• THE TASK
Spot each line in the records below where the word "true" occurs, then copy it.

═════ RECORDS FOR THE EXERCISE ═════

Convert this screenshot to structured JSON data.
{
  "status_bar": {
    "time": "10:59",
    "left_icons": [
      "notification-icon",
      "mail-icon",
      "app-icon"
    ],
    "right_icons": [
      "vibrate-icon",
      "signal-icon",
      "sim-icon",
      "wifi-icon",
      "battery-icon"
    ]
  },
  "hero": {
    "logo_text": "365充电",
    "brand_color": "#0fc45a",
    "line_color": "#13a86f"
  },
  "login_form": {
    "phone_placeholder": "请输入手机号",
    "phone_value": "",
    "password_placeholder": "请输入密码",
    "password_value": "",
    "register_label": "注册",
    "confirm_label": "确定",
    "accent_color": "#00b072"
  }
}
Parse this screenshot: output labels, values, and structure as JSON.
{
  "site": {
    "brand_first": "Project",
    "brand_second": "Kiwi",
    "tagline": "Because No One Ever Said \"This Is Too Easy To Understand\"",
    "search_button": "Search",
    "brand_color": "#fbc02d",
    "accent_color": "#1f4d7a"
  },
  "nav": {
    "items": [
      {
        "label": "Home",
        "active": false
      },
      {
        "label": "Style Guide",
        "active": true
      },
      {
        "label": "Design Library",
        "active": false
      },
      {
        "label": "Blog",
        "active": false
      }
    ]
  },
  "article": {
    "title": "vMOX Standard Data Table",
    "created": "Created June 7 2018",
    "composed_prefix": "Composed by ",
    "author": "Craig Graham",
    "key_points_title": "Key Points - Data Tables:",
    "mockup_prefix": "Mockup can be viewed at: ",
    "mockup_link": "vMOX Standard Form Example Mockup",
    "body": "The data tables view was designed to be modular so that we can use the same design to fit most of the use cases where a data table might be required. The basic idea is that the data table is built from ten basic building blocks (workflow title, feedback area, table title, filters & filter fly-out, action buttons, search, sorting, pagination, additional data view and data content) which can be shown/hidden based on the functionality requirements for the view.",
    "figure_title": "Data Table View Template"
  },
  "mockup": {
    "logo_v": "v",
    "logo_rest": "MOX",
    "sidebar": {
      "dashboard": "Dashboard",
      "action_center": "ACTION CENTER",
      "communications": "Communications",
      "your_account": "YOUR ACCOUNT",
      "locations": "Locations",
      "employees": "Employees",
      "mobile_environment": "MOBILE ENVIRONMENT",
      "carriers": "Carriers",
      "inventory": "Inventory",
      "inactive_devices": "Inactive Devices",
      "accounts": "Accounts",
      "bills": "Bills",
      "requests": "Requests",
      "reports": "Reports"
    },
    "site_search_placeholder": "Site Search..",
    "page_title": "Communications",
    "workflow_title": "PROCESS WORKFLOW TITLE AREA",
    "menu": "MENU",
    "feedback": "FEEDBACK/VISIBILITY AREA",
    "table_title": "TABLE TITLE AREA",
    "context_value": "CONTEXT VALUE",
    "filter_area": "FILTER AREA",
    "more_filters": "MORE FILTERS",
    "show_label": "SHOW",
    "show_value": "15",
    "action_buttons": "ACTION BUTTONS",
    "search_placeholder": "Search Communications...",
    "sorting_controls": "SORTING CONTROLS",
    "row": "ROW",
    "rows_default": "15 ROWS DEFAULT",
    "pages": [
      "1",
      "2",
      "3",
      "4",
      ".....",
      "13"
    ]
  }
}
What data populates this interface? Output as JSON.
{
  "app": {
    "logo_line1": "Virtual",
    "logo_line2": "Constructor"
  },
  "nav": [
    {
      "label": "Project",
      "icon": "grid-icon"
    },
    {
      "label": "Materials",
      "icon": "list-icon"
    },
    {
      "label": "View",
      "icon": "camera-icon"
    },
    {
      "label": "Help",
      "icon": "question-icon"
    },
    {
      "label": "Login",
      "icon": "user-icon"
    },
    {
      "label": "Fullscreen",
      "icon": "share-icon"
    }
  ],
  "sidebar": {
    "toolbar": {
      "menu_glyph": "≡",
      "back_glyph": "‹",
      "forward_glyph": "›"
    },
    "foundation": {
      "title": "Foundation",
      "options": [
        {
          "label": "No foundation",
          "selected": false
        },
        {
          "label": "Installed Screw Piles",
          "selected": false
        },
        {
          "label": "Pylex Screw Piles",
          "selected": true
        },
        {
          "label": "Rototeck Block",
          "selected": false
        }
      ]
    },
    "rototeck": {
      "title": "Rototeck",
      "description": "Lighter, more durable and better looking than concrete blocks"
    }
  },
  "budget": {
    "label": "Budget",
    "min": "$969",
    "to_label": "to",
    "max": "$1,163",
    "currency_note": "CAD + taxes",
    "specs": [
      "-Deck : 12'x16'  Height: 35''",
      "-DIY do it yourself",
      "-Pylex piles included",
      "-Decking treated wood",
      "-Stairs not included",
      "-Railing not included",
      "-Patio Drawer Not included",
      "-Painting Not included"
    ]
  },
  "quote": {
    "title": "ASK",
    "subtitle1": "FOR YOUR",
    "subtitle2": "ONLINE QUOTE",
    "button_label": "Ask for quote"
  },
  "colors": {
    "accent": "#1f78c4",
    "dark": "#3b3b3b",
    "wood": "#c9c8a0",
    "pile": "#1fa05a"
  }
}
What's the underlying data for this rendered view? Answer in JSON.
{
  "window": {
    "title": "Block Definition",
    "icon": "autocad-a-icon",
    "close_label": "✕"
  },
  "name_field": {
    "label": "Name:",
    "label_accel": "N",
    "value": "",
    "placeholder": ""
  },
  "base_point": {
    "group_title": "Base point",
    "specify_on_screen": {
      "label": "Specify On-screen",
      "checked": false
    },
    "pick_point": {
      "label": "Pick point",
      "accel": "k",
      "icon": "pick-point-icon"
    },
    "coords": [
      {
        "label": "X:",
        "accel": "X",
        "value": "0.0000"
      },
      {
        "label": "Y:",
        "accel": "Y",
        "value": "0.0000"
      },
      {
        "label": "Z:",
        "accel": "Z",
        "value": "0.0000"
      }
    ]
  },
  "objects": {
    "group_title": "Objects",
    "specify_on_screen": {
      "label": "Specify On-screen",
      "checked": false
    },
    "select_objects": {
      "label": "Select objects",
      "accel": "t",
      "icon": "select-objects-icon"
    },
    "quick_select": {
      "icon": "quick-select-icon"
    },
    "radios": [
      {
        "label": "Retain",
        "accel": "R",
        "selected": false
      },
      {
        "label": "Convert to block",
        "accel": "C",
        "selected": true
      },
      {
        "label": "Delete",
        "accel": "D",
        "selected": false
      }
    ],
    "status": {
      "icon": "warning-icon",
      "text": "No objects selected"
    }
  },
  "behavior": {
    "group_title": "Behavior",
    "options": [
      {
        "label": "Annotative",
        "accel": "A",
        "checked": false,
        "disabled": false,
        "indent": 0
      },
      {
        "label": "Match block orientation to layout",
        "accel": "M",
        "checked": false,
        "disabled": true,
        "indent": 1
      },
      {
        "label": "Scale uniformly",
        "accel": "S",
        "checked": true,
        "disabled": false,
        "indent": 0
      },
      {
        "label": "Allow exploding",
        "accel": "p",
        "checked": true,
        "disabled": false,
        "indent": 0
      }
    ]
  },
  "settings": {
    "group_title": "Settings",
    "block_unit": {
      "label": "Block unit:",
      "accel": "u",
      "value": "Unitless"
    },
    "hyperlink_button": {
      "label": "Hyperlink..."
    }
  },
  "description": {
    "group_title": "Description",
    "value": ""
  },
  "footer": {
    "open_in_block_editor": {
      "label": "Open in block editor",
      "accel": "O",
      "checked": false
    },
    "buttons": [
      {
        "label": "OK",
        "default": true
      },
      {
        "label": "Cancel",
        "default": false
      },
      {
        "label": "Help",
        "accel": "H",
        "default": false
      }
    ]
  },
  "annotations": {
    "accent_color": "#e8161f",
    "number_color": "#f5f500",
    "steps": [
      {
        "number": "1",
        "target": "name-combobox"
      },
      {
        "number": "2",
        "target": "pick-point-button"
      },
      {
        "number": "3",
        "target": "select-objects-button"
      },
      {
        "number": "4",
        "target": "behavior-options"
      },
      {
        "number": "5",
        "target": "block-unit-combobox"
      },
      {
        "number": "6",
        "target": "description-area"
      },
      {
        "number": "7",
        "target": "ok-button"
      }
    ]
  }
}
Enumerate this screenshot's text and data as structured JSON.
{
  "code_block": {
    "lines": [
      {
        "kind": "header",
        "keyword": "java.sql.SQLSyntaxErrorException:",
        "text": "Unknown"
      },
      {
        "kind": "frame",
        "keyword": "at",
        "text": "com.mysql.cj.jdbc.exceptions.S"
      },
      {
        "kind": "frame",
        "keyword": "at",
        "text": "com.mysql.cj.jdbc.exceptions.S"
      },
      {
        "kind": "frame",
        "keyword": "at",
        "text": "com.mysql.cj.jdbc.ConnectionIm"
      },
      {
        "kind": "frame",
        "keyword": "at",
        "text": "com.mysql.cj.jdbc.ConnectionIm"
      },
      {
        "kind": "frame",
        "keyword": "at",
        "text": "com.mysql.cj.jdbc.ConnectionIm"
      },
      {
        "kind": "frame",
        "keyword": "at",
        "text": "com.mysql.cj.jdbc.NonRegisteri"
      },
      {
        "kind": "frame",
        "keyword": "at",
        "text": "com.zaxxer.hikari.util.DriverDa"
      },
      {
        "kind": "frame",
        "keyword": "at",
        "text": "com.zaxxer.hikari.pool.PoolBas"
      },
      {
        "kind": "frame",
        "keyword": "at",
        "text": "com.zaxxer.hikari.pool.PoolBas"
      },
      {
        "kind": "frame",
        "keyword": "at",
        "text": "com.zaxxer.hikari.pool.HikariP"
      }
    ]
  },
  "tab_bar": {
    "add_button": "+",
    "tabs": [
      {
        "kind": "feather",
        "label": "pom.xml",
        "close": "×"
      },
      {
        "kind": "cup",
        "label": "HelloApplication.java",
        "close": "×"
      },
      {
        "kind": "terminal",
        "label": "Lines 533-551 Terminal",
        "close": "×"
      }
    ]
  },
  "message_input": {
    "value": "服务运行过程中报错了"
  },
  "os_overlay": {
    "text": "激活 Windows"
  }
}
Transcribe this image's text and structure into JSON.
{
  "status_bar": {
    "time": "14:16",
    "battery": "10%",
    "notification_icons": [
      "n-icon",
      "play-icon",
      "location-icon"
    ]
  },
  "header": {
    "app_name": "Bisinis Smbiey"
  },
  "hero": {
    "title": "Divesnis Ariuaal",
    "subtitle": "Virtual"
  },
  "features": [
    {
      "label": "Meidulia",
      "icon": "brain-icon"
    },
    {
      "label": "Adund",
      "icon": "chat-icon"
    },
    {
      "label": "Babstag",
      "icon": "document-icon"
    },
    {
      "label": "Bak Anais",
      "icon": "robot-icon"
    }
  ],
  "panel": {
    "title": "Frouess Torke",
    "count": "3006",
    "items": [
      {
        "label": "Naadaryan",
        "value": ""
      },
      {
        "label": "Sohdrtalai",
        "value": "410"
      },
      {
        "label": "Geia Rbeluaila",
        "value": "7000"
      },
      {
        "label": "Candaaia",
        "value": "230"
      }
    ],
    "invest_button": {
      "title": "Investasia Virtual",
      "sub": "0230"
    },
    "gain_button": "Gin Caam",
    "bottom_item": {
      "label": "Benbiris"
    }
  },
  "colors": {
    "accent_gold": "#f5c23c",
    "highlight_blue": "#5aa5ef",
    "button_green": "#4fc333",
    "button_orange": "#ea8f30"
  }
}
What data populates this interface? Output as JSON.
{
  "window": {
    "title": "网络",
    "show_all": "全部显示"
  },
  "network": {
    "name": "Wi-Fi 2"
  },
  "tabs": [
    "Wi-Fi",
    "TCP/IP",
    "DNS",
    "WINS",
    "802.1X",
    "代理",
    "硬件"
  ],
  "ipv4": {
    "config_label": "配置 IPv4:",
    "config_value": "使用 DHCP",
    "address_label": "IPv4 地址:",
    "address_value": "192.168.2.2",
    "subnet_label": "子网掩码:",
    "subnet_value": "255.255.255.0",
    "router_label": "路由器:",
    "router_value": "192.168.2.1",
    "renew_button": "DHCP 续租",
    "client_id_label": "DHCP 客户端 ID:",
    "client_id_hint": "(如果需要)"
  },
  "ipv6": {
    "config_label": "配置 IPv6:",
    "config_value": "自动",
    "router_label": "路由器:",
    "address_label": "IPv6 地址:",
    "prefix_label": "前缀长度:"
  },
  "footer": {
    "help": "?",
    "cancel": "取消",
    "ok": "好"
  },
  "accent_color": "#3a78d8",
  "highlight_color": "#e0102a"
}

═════

• ANSWER FOR THIS EXERCISE
        "active": true
          "selected": true
        "selected": true
        "disabled": true,
        "checked": true,
        "checked": true,
        "default": true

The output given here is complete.